■ **What the task requires**
Copy each record exactly as it reads, leaving out any pictures it holds.

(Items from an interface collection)
┌──
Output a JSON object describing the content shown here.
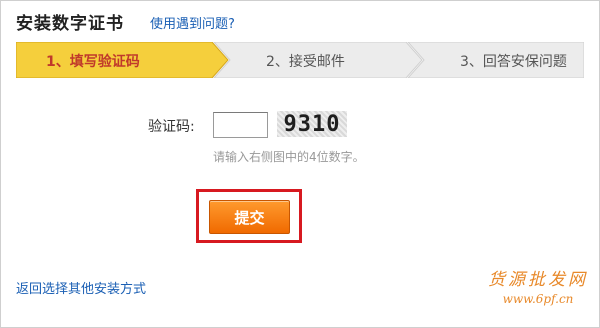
{
  "header": {
    "title": "安装数字证书",
    "help_link": "使用遇到问题?"
  },
  "steps": [
    {
      "label": "1、填写验证码",
      "active": true
    },
    {
      "label": "2、接受邮件",
      "active": false
    },
    {
      "label": "3、回答安保问题",
      "active": false
    }
  ],
  "form": {
    "code_label": "验证码:",
    "code_value": "",
    "captcha_text": "9310",
    "hint": "请输入右侧图中的4位数字。",
    "submit_label": "提交"
  },
  "footer": {
    "back_link": "返回选择其他安装方式"
  },
  "watermark": {
    "name": "货源批发网",
    "url": "www.6pf.cn"
  },
  "colors": {
    "active_step": "#f5cf3c",
    "inactive_step": "#ececec",
    "submit": "#f07800",
    "highlight": "#d71920",
    "link": "#1a5fb4"
  }
}
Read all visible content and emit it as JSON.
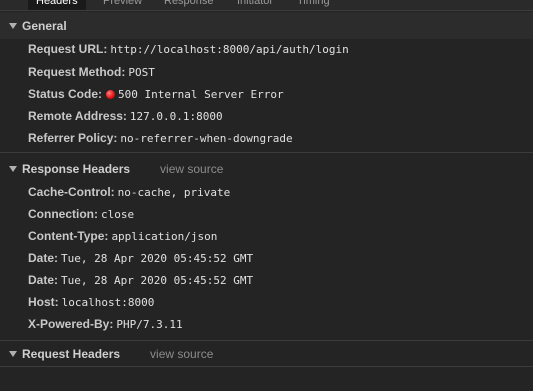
{
  "tabs": [
    "Headers",
    "Preview",
    "Response",
    "Initiator",
    "Timing"
  ],
  "general": {
    "title": "General",
    "rows": [
      {
        "key": "Request URL:",
        "value": "http://localhost:8000/api/auth/login"
      },
      {
        "key": "Request Method:",
        "value": "POST"
      },
      {
        "key": "Status Code:",
        "value": "500 Internal Server Error",
        "status_color": "#e21010"
      },
      {
        "key": "Remote Address:",
        "value": "127.0.0.1:8000"
      },
      {
        "key": "Referrer Policy:",
        "value": "no-referrer-when-downgrade"
      }
    ]
  },
  "response_headers": {
    "title": "Response Headers",
    "view_source": "view source",
    "rows": [
      {
        "key": "Cache-Control:",
        "value": "no-cache, private"
      },
      {
        "key": "Connection:",
        "value": "close"
      },
      {
        "key": "Content-Type:",
        "value": "application/json"
      },
      {
        "key": "Date:",
        "value": "Tue, 28 Apr 2020 05:45:52 GMT"
      },
      {
        "key": "Date:",
        "value": "Tue, 28 Apr 2020 05:45:52 GMT"
      },
      {
        "key": "Host:",
        "value": "localhost:8000"
      },
      {
        "key": "X-Powered-By:",
        "value": "PHP/7.3.11"
      }
    ]
  },
  "request_headers": {
    "title": "Request Headers",
    "view_source": "view source"
  }
}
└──
■ **Solution for this exercise**
Output a JSON object describing the content shown here.
{
  "header": {
    "title": "安装数字证书",
    "help_link": "使用遇到问题?"
  },
  "steps": [
    {
      "label": "1、填写验证码",
      "active": true
    },
    {
      "label": "2、接受邮件",
      "active": false
    },
    {
      "label": "3、回答安保问题",
      "active": false
    }
  ],
  "form": {
    "code_label": "验证码:",
    "code_value": "",
    "captcha_text": "9310",
    "hint": "请输入右侧图中的4位数字。",
    "submit_label": "提交"
  },
  "footer": {
    "back_link": "返回选择其他安装方式"
  },
  "watermark": {
    "name": "货源批发网",
    "url": "www.6pf.cn"
  },
  "colors": {
    "active_step": "#f5cf3c",
    "inactive_step": "#ececec",
    "submit": "#f07800",
    "highlight": "#d71920",
    "link": "#1a5fb4"
  }
}
Read all visible content and emit it as JSON.
{
  "tabs": [
    "Headers",
    "Preview",
    "Response",
    "Initiator",
    "Timing"
  ],
  "general": {
    "title": "General",
    "rows": [
      {
        "key": "Request URL:",
        "value": "http://localhost:8000/api/auth/login"
      },
      {
        "key": "Request Method:",
        "value": "POST"
      },
      {
        "key": "Status Code:",
        "value": "500 Internal Server Error",
        "status_color": "#e21010"
      },
      {
        "key": "Remote Address:",
        "value": "127.0.0.1:8000"
      },
      {
        "key": "Referrer Policy:",
        "value": "no-referrer-when-downgrade"
      }
    ]
  },
  "response_headers": {
    "title": "Response Headers",
    "view_source": "view source",
    "rows": [
      {
        "key": "Cache-Control:",
        "value": "no-cache, private"
      },
      {
        "key": "Connection:",
        "value": "close"
      },
      {
        "key": "Content-Type:",
        "value": "application/json"
      },
      {
        "key": "Date:",
        "value": "Tue, 28 Apr 2020 05:45:52 GMT"
      },
      {
        "key": "Date:",
        "value": "Tue, 28 Apr 2020 05:45:52 GMT"
      },
      {
        "key": "Host:",
        "value": "localhost:8000"
      },
      {
        "key": "X-Powered-By:",
        "value": "PHP/7.3.11"
      }
    ]
  },
  "request_headers": {
    "title": "Request Headers",
    "view_source": "view source"
  }
}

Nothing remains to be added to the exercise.